> What to work on: The entries must be set down again word for word; no pictures belong in the copy.

> Excerpted records:
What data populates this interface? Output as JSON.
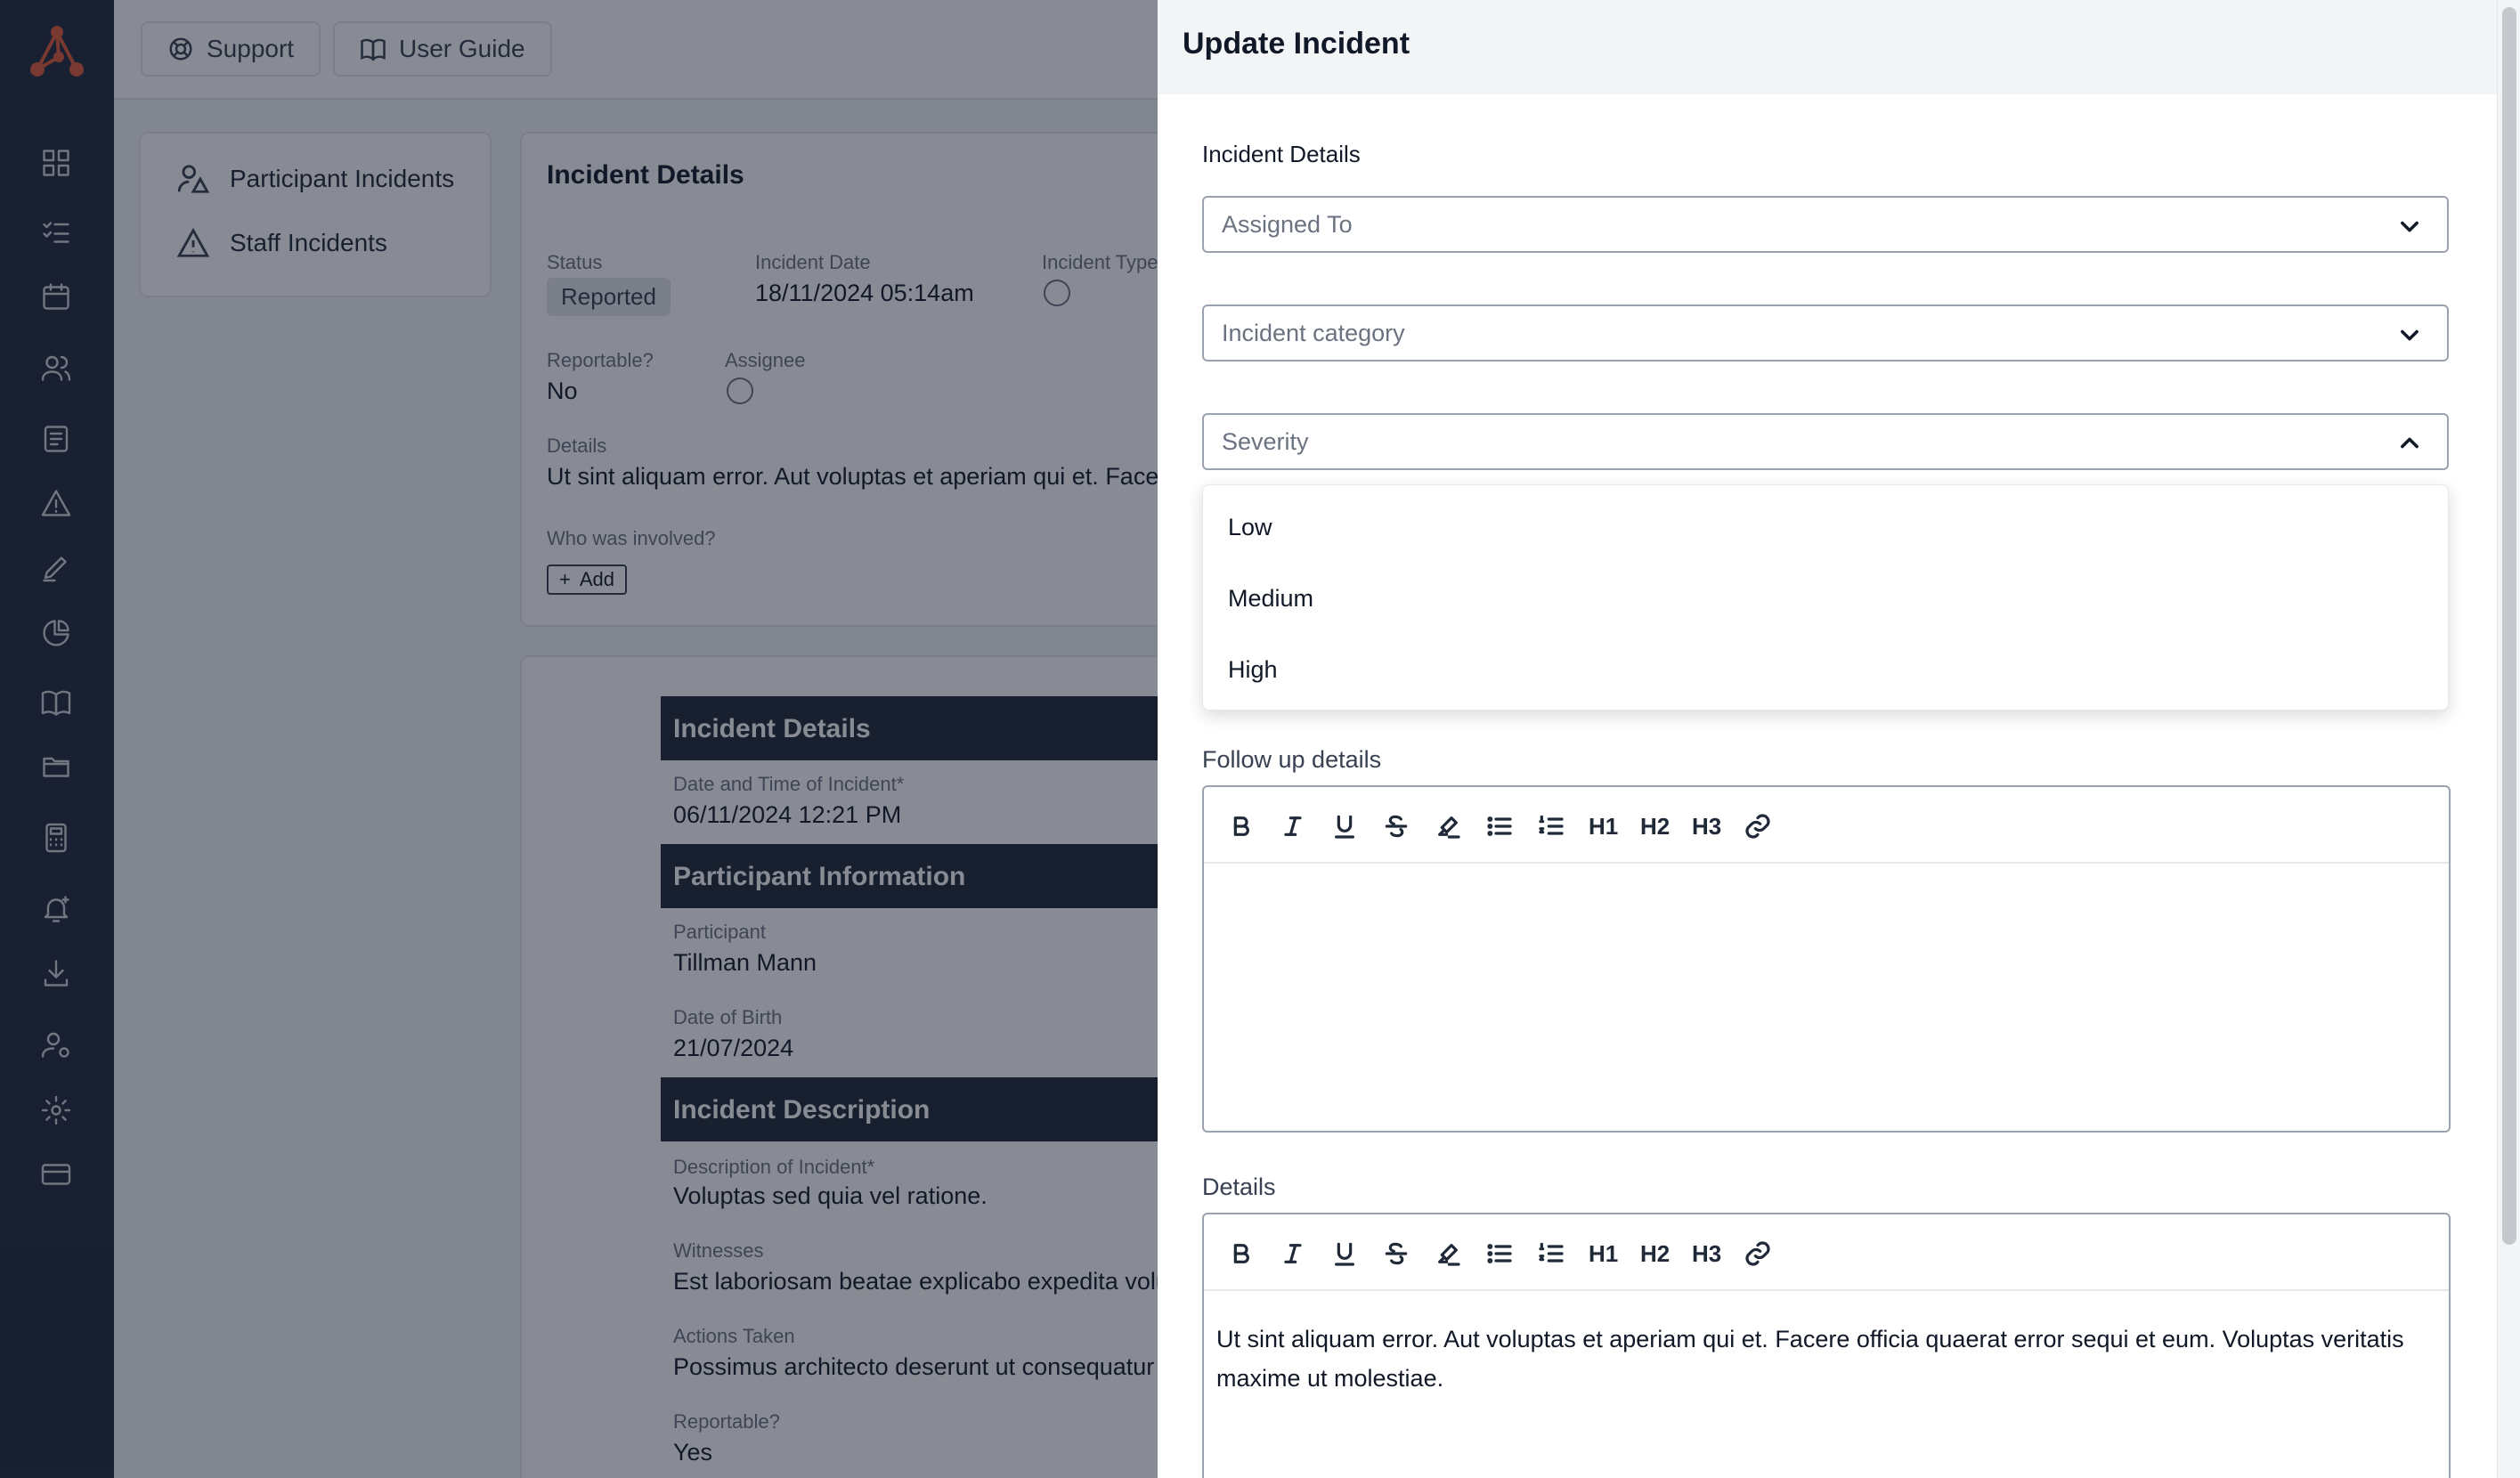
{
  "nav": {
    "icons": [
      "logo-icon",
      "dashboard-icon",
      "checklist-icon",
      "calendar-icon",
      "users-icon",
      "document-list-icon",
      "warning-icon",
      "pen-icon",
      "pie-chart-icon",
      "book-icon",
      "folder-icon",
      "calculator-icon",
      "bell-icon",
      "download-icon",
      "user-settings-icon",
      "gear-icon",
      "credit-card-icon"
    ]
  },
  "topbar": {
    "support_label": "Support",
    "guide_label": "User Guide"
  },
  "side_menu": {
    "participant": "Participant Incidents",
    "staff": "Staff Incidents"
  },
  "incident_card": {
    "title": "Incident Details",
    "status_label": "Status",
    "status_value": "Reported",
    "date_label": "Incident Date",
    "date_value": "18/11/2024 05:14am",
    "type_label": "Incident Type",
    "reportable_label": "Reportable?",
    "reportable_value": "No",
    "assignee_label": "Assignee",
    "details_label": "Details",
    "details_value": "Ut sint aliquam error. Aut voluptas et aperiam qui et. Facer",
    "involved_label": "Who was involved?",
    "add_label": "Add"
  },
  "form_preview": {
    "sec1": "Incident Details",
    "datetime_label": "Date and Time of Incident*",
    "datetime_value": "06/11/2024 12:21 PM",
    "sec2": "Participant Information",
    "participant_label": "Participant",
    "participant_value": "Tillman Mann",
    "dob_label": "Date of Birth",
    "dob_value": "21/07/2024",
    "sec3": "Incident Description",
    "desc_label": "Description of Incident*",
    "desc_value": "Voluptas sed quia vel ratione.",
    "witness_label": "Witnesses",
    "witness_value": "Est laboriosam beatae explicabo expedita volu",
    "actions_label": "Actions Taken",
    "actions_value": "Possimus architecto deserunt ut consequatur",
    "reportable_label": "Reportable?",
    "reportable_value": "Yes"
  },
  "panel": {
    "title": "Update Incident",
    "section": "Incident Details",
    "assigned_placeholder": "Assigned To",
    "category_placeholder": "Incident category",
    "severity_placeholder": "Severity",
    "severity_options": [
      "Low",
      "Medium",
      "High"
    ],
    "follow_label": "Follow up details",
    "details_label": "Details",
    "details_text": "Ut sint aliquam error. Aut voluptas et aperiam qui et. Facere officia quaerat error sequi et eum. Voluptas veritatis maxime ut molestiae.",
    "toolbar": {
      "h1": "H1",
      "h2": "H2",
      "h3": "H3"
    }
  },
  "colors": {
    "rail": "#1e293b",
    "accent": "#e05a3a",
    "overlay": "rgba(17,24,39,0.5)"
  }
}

> Task solution:
What data populates this interface? Output as JSON.
{
  "nav": {
    "icons": [
      "logo-icon",
      "dashboard-icon",
      "checklist-icon",
      "calendar-icon",
      "users-icon",
      "document-list-icon",
      "warning-icon",
      "pen-icon",
      "pie-chart-icon",
      "book-icon",
      "folder-icon",
      "calculator-icon",
      "bell-icon",
      "download-icon",
      "user-settings-icon",
      "gear-icon",
      "credit-card-icon"
    ]
  },
  "topbar": {
    "support_label": "Support",
    "guide_label": "User Guide"
  },
  "side_menu": {
    "participant": "Participant Incidents",
    "staff": "Staff Incidents"
  },
  "incident_card": {
    "title": "Incident Details",
    "status_label": "Status",
    "status_value": "Reported",
    "date_label": "Incident Date",
    "date_value": "18/11/2024 05:14am",
    "type_label": "Incident Type",
    "reportable_label": "Reportable?",
    "reportable_value": "No",
    "assignee_label": "Assignee",
    "details_label": "Details",
    "details_value": "Ut sint aliquam error. Aut voluptas et aperiam qui et. Facer",
    "involved_label": "Who was involved?",
    "add_label": "Add"
  },
  "form_preview": {
    "sec1": "Incident Details",
    "datetime_label": "Date and Time of Incident*",
    "datetime_value": "06/11/2024 12:21 PM",
    "sec2": "Participant Information",
    "participant_label": "Participant",
    "participant_value": "Tillman Mann",
    "dob_label": "Date of Birth",
    "dob_value": "21/07/2024",
    "sec3": "Incident Description",
    "desc_label": "Description of Incident*",
    "desc_value": "Voluptas sed quia vel ratione.",
    "witness_label": "Witnesses",
    "witness_value": "Est laboriosam beatae explicabo expedita volu",
    "actions_label": "Actions Taken",
    "actions_value": "Possimus architecto deserunt ut consequatur",
    "reportable_label": "Reportable?",
    "reportable_value": "Yes"
  },
  "panel": {
    "title": "Update Incident",
    "section": "Incident Details",
    "assigned_placeholder": "Assigned To",
    "category_placeholder": "Incident category",
    "severity_placeholder": "Severity",
    "severity_options": [
      "Low",
      "Medium",
      "High"
    ],
    "follow_label": "Follow up details",
    "details_label": "Details",
    "details_text": "Ut sint aliquam error. Aut voluptas et aperiam qui et. Facere officia quaerat error sequi et eum. Voluptas veritatis maxime ut molestiae.",
    "toolbar": {
      "h1": "H1",
      "h2": "H2",
      "h3": "H3"
    }
  },
  "colors": {
    "rail": "#1e293b",
    "accent": "#e05a3a",
    "overlay": "rgba(17,24,39,0.5)"
  }
}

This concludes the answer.